Although Washington D.C. has been filled with news about guns and fiscal cliffs, comprehensive immigration reform is something that we're told could happen this year — because both President Obama and Congressional Republicans want it to.
But that's easier said than done. Friday morning in Ybor City's Centennial Park, Democratic Congresswoman Kathy Castor, surrounded by a number of immigration activists, called on citizens to make their voices heard.
"A path to citizenship not only benefits immigrant families, many who live in the shadows ... but if we're able to pass immigration reform, it will benefit all Americans, and improve the economic well being of all our neighbors," Castor said kicking off the news conference.
Also speaking was 23-year-old Nanci Palacios, a recent Hillsborough Community College graduate hoping to enter USF as a bio-chemistry student and ultimately move on to medical school. Palacios and her siblings applied for and received deferred action status late last year. Last June, President Obama — by executive order — instituted deferred action, which halts deportations for immigrants under age 31 who entered the country illegally before age 16.

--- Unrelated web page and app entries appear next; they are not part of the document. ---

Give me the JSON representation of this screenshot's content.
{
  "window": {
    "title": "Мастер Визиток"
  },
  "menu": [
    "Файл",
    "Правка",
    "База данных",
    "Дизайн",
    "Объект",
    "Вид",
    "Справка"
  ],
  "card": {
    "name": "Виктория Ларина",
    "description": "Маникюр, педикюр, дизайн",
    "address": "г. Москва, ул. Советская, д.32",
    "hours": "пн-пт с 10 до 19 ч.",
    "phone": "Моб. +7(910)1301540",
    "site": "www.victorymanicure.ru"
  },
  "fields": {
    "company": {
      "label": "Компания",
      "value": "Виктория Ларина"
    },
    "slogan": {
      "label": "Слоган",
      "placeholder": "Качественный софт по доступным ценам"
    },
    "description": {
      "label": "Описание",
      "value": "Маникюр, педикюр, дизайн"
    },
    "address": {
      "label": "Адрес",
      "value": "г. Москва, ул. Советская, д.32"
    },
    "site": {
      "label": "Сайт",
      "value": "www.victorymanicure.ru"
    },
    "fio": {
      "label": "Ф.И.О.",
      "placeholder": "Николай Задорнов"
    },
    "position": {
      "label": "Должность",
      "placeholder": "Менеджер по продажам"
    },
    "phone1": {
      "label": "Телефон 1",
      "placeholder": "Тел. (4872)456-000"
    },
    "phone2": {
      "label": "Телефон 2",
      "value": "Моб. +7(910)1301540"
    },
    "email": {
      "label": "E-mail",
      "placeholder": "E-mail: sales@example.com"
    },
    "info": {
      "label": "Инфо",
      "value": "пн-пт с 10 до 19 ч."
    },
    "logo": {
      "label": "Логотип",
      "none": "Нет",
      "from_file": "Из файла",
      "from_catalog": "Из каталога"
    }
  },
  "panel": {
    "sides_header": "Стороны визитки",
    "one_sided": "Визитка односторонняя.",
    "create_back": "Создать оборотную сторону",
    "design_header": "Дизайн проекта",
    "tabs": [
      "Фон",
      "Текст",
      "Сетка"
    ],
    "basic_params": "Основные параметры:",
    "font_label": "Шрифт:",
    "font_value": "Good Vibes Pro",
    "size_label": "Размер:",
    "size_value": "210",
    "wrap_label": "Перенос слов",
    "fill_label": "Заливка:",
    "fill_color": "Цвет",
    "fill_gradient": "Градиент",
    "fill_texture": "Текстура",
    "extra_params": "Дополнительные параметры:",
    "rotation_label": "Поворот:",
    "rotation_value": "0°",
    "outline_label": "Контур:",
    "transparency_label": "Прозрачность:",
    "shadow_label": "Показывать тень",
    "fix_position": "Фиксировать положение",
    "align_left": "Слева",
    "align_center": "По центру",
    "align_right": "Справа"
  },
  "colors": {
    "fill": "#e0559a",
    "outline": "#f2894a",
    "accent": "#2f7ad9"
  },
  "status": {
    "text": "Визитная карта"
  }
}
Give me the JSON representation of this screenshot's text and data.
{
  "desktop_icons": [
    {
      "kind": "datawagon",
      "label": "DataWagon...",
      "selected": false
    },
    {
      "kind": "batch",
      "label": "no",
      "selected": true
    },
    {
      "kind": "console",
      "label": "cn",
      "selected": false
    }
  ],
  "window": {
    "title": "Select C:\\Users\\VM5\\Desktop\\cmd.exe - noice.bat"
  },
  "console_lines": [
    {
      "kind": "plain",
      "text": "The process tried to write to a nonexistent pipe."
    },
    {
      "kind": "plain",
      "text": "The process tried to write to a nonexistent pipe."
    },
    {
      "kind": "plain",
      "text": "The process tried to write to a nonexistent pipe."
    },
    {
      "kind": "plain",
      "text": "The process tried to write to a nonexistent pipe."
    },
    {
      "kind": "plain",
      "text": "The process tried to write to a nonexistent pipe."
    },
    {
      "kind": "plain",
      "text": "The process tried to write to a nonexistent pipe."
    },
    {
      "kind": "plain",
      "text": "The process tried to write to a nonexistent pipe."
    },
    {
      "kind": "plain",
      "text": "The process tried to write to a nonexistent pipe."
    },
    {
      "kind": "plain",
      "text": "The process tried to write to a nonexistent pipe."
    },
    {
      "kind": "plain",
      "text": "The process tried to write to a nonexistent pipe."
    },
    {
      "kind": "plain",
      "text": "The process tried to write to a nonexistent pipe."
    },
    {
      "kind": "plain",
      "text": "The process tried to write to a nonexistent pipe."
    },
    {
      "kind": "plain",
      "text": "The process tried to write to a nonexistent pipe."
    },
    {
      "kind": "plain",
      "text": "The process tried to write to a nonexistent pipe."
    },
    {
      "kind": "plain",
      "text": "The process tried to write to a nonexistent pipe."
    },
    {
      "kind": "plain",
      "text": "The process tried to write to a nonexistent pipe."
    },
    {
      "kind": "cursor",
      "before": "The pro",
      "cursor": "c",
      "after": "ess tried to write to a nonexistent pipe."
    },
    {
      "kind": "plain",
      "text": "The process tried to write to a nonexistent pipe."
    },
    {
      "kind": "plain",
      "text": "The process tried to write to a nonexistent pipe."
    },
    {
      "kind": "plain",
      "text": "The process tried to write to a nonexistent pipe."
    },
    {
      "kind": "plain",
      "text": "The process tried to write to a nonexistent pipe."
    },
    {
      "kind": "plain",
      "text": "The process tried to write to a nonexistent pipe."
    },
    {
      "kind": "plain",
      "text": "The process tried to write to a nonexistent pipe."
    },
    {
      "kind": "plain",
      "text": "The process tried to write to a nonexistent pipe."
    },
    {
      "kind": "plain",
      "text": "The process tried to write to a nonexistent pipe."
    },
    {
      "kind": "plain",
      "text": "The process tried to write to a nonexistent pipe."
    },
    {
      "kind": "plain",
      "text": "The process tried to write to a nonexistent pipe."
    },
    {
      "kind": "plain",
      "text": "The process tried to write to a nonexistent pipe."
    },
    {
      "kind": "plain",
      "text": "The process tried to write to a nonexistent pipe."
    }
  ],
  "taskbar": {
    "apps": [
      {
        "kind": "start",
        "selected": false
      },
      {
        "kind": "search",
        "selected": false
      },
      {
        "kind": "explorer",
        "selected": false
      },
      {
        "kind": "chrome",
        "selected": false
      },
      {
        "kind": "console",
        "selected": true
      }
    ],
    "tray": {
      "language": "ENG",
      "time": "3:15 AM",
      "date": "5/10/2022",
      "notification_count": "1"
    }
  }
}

"I have a work permit, a work social, a drivers license for a year, but that's not enough," Palacios said. "I'm happy to have obtained that, but I still live with that fear that one day I might come home and my parents might not be there. Or that I might get that call at work, 'You know what, your parents have been detained.' I don't want to live in that fear."